If a buyer is not found for Mitsubishi’s plant in North America by November, it will be shut down and tooling will be shipped back to Japan. A source said that there are no solid leads but it does have several candidates, which include at least one automaker from Detroit.
This facility in Normal, Ill., offers a superb quick fix for automakers that are looking for a low-cost incremental capacity increase quickly. He said that this factory has a small capacity and is “very cheap.” Mitsubishi released a statement last Friday for its dealers and employees, saying that beginning in November, it will wind down its under-used plant if it doesn’t get a buyer.
The automaker said that it prefers a buyer in the auto industry but it will consider every bid it receives. The factory has been struggling for a long time but it got worse because of the Russian recession, according to the company.
Because of declining exports, it became unviable to have production facilities in both Japan and the U.S. It also said that under its current circumstances, it has become impractical to separate the production between the plants in Japan and North America.
The automaker added that it is because of these reasons that it has decided to consolidate production in its facilities in Japan where there’s capacity to fill the U.S. demand. The insider said that the tooling for the 2016 model year Outlander Sport will begin to be transferred to its Okazaki plant.
The company has begun prototype testing of the facelifted 2016 Outlander Sport, which was expected to have its production in Normal. This model’s frontend is getting an extensive refreshing along the lines of how the reworked Outlander SUV has changed its looks.
The source also said that the company is still committed to sell cars in the U.S. In fact, it is planning to offer a sedan version of the Mirage compact hatchback to the U.S. next spring. Within a year, the Outlander PHEV plug-in hybrid SUV will arrive. It will be followed by the next-generation Outlander Sport.

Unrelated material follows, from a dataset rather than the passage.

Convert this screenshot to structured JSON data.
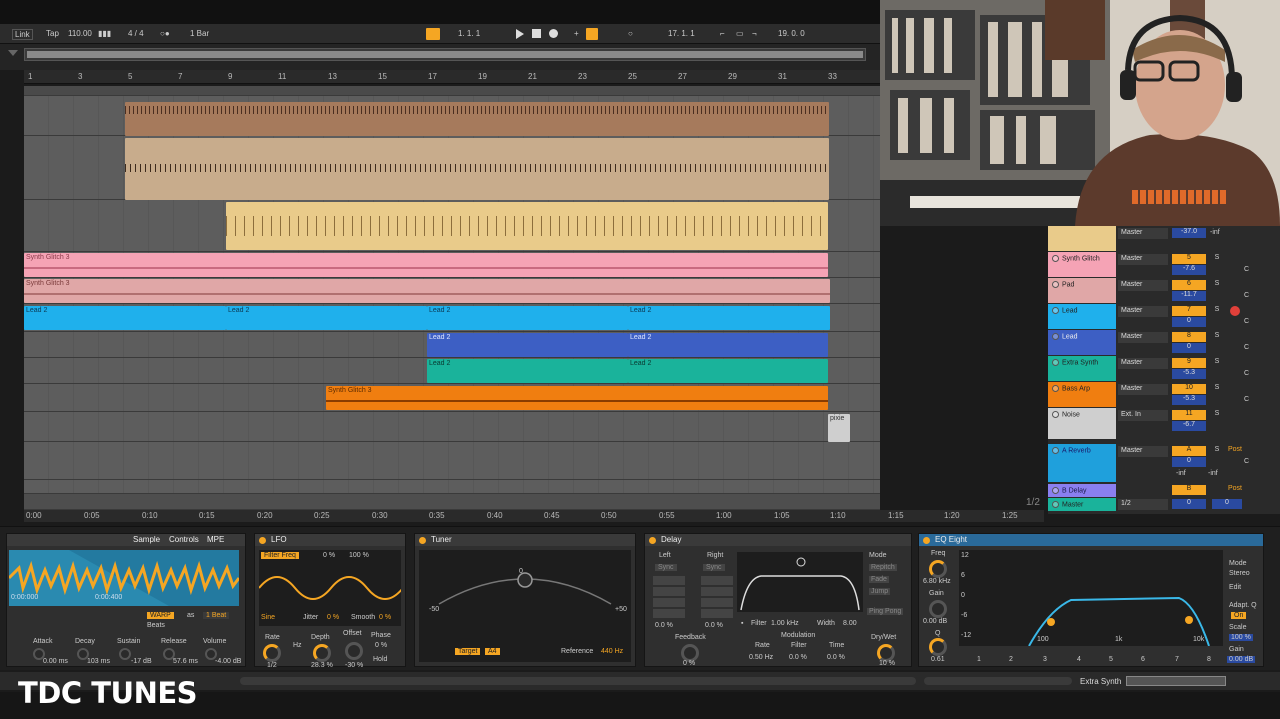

In the company’s statement to dealers, it said that its departure from Normal is due to its situation, including low production volume, not enough sales in the U.S., and the loss of the export market in Russia, which led to its status now as “one of the smallest mass-brand auto production plant in North America.” He added that leaving Normal wasn’t easy but it became “necessary” to do this year.